At the request of the plaintiffs, a federal judge in New Orleans dismissed a civil lawsuit April 8 involving a truck accident that was similar to numerous others that the trucking company defendants said are under investigation by federal law enforcement for being staged by the alleged victims.
Senior U.S. District Judge Ivan Lemelle on April 3 was presented with a motion to dismiss the case by the plaintiffs with prejudice on behalf of Dimitri Frazier, Tiffany Turner and Adonte Turner, the three individuals who were asking for $1 million in damages from Mississippi-based Whitestone Transportation in connection with an alleged accident in New Orleans in 2017. Because the case was dismissed with prejudice, the lawsuit cannot be refiled by the plaintiffs.
Judge Ivan Lemelle via Wikipedia
In court documents, attorneys for the trucking company allege the accident, and possibly as many as 30 other accidents in the New Orleans area, was staged.
The dismissal follows a request last month by the plaintiffs to postpone the trial, originally set for March 18, after their attorney said they would assert their Fifth Amendment rights to not incriminate themselves due to a possible criminal investigation.

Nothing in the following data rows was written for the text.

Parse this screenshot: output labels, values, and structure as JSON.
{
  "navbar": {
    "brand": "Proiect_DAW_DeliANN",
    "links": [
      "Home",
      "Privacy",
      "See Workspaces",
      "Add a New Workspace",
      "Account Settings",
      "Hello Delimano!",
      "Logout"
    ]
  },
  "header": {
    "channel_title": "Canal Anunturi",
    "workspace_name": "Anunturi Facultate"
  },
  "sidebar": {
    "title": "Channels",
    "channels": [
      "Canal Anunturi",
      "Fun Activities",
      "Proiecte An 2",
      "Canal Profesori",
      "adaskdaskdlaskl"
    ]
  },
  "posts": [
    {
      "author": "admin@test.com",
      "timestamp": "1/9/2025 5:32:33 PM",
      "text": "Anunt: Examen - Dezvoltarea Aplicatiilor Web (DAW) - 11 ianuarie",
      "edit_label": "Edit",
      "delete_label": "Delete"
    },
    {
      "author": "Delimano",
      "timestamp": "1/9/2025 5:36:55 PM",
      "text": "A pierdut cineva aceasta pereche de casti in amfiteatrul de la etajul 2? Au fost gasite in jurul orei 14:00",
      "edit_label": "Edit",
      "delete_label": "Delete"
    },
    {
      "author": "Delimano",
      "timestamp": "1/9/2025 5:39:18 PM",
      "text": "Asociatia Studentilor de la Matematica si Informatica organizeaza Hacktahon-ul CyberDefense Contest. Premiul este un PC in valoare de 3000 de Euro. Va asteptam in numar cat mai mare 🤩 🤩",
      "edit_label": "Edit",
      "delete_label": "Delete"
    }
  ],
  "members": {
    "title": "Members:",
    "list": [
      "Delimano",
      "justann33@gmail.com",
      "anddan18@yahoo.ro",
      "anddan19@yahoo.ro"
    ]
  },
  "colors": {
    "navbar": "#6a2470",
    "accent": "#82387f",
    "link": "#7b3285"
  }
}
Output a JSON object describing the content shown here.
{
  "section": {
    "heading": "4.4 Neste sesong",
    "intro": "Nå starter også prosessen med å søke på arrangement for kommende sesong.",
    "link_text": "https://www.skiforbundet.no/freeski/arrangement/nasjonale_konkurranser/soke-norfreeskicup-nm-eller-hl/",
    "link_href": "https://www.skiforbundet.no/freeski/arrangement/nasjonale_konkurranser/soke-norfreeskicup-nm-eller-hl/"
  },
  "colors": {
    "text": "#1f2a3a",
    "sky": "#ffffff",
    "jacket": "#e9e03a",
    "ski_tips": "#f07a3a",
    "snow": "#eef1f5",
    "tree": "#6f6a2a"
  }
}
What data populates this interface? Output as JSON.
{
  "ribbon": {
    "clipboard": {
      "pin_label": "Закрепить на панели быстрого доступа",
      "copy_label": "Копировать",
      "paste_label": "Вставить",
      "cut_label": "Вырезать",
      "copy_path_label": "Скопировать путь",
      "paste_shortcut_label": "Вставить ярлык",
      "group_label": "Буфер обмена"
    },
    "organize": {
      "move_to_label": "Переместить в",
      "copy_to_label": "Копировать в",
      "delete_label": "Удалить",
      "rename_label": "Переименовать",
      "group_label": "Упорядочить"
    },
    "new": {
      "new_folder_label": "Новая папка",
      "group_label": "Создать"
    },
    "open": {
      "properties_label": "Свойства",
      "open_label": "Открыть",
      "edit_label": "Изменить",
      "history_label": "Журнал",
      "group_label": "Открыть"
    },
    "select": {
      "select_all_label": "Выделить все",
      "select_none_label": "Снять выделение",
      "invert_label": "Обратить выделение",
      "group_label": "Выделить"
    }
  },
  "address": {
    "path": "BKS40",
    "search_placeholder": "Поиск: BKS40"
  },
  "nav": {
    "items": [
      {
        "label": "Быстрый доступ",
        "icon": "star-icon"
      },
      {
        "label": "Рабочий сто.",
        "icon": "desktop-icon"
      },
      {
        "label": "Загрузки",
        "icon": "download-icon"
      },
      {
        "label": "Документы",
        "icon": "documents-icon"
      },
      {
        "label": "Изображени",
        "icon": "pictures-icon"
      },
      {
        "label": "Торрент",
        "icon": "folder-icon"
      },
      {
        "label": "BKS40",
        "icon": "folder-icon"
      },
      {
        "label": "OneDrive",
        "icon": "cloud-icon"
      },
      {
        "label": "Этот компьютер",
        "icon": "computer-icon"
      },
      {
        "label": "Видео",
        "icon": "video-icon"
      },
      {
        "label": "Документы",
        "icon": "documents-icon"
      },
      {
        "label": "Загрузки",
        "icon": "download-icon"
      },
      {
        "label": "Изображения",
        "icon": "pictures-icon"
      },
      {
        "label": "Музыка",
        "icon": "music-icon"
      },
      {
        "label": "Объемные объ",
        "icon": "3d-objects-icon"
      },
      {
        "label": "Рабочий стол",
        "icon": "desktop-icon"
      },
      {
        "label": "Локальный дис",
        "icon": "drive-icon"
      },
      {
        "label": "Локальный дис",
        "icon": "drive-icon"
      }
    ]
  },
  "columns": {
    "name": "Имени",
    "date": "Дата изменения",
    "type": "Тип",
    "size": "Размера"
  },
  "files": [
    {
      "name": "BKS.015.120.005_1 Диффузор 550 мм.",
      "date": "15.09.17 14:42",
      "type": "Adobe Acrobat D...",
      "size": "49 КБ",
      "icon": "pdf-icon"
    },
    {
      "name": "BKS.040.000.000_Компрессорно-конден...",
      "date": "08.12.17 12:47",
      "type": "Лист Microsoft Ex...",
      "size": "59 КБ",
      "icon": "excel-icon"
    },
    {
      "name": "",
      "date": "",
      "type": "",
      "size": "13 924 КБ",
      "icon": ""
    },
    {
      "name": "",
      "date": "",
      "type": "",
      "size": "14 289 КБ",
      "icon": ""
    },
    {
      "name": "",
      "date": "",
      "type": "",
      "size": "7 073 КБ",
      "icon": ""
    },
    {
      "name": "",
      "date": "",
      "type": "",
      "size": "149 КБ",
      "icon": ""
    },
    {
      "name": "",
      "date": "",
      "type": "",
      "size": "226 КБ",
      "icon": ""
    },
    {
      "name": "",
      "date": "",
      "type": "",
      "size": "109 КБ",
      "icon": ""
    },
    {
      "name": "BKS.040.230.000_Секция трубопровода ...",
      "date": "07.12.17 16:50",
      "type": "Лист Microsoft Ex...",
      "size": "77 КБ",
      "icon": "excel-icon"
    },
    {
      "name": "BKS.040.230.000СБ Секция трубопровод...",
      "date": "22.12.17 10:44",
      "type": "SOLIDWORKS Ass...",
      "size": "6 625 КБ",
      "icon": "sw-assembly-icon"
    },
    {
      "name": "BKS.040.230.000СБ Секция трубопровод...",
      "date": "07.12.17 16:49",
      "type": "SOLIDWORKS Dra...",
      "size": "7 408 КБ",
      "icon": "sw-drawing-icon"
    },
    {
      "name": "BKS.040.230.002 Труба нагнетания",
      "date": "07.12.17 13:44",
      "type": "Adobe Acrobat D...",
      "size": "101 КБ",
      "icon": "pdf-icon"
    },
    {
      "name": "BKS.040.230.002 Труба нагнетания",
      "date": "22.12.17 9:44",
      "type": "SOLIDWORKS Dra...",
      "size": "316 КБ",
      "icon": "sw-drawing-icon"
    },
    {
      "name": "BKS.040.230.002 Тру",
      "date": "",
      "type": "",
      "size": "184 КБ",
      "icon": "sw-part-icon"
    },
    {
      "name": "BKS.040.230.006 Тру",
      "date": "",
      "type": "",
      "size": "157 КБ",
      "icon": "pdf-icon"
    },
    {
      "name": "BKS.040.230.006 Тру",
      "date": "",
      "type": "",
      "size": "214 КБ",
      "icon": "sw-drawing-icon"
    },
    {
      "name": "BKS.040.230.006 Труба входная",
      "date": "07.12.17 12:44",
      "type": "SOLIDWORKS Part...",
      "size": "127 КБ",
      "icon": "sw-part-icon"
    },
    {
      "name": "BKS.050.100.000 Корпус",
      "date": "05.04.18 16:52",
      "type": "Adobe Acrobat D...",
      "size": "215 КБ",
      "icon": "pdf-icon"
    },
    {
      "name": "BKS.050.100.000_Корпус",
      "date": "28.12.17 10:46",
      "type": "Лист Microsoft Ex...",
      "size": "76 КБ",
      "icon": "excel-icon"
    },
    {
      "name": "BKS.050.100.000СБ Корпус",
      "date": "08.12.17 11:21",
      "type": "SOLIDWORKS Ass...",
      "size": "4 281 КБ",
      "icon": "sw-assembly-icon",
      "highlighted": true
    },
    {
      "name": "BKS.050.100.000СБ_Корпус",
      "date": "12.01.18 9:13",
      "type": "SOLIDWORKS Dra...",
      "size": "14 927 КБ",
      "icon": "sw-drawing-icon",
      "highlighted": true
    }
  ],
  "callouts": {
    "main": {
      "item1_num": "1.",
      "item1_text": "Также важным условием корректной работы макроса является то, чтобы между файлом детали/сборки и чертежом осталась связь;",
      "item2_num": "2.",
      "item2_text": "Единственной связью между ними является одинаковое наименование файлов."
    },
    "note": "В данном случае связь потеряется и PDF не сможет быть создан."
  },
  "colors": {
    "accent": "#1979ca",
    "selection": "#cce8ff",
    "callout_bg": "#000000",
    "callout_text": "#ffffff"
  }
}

Affidavits filed by the three plaintiffs did not specifically identify the law enforcement agency they believed was conducting the investigation, but they said they would decline to testify if the trial proceeded.
Edwin Shorty Jr., a New Orleans attorney who was representing the plaintiffs at the time, said he had seen nothing to substantiate the trucking company’s claims that the accident was staged. Shorty said he first learned of the possible investigation during a pretrial meeting, where the trucking company attorneys said they had been contacted by the FBI and the U.S. Attorney’s Office about similar incidents.
“Based on that, I can’t have my clients testify if there’s an ongoing investigation until we know the conclusion of the investigation,” Shorty told Transport Topics last month. “I am not formally on notice of any investigation. But I can’t jeopardize my clients.”
While Shorty claimed in court documents that the defendants said his clients were under investigation, the trucking company attorney said they never specifically named the three individuals.
Shorty has since removed himself as counsel of record for the three plaintiffs.
The alleged accident that prompted the lawsuit occurred on Nov. 13, 2017, on Interstate 10 in New Orleans, when a motorist flagged down Whitestone driver Robert Runnels to inform him that his 18-wheeler had sideswiped a car. But when the driver checked his truck, he saw no damage and the truck’s onboard data system did not document any type of impact.
The three plaintiffs in the case, all of New Orleans, said they were traveling in a 2010 Chevrolet Impala in the center lane on I-10 when their vehicle was struck by a semi-truck driven by Runnels. They claimed Runnels moved to the left lane and suddenly back to the center lane, causing a collision. The three said they sustained “severe and serious bodily injuries” and were seeking $1 million in actual and exemplary damages from Whitestone for “negligent entrustment of its vehicle to Runnels,” failure to properly train its employees and other acts of “negligence and imprudence.”
They also were seeking damages for medical expenses, mental anguish, loss of enjoyment of life, physical pain and suffering, and inconvenience.
But attorneys for the trucking company alleged the accident was staged for the intention of reaping a large financial court settlement. In the course of investigating the accident, Whitestone attorneys alleged in court documents that they uncovered evidence that more than 30 other accidents in New Orleans had similar “factual scenarios” and were believed to possibly have been staged.
Whitestone’s attorney, Guy Perrier of New Orleans, declined comment on the motion. Shorty could not be reached for comment.